__Records from a data source__:
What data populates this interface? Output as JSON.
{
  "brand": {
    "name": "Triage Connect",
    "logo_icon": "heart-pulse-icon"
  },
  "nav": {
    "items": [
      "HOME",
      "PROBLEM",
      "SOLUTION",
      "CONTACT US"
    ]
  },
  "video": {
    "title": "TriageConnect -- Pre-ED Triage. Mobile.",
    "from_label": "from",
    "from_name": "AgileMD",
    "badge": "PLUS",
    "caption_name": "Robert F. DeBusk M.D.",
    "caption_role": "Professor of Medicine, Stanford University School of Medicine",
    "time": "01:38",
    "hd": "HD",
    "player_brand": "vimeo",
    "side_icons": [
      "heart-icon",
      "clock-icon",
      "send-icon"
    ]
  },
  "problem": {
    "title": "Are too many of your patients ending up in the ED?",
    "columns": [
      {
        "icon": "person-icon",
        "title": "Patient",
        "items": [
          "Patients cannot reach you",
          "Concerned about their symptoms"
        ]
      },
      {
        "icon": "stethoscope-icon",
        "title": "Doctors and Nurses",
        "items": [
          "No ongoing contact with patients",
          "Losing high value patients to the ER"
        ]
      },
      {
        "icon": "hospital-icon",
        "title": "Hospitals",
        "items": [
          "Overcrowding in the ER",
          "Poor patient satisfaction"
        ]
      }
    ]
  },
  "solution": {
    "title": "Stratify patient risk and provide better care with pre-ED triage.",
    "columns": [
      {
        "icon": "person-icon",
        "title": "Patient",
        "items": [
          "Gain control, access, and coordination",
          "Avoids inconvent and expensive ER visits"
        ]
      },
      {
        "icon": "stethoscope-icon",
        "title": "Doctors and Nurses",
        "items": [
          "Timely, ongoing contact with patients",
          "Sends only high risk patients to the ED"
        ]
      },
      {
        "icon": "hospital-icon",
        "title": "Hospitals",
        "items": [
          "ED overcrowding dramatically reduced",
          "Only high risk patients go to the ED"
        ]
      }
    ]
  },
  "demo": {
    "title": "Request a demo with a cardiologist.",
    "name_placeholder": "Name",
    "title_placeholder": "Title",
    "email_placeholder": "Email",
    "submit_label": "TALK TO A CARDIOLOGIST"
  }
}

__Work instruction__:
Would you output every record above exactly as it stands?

__Answer space__:
What data populates this interface? Output as JSON.
{
  "brand": {
    "name": "Triage Connect",
    "logo_icon": "heart-pulse-icon"
  },
  "nav": {
    "items": [
      "HOME",
      "PROBLEM",
      "SOLUTION",
      "CONTACT US"
    ]
  },
  "video": {
    "title": "TriageConnect -- Pre-ED Triage. Mobile.",
    "from_label": "from",
    "from_name": "AgileMD",
    "badge": "PLUS",
    "caption_name": "Robert F. DeBusk M.D.",
    "caption_role": "Professor of Medicine, Stanford University School of Medicine",
    "time": "01:38",
    "hd": "HD",
    "player_brand": "vimeo",
    "side_icons": [
      "heart-icon",
      "clock-icon",
      "send-icon"
    ]
  },
  "problem": {
    "title": "Are too many of your patients ending up in the ED?",
    "columns": [
      {
        "icon": "person-icon",
        "title": "Patient",
        "items": [
          "Patients cannot reach you",
          "Concerned about their symptoms"
        ]
      },
      {
        "icon": "stethoscope-icon",
        "title": "Doctors and Nurses",
        "items": [
          "No ongoing contact with patients",
          "Losing high value patients to the ER"
        ]
      },
      {
        "icon": "hospital-icon",
        "title": "Hospitals",
        "items": [
          "Overcrowding in the ER",
          "Poor patient satisfaction"
        ]
      }
    ]
  },
  "solution": {
    "title": "Stratify patient risk and provide better care with pre-ED triage.",
    "columns": [
      {
        "icon": "person-icon",
        "title": "Patient",
        "items": [
          "Gain control, access, and coordination",
          "Avoids inconvent and expensive ER visits"
        ]
      },
      {
        "icon": "stethoscope-icon",
        "title": "Doctors and Nurses",
        "items": [
          "Timely, ongoing contact with patients",
          "Sends only high risk patients to the ED"
        ]
      },
      {
        "icon": "hospital-icon",
        "title": "Hospitals",
        "items": [
          "ED overcrowding dramatically reduced",
          "Only high risk patients go to the ED"
        ]
      }
    ]
  },
  "demo": {
    "title": "Request a demo with a cardiologist.",
    "name_placeholder": "Name",
    "title_placeholder": "Title",
    "email_placeholder": "Email",
    "submit_label": "TALK TO A CARDIOLOGIST"
  }
}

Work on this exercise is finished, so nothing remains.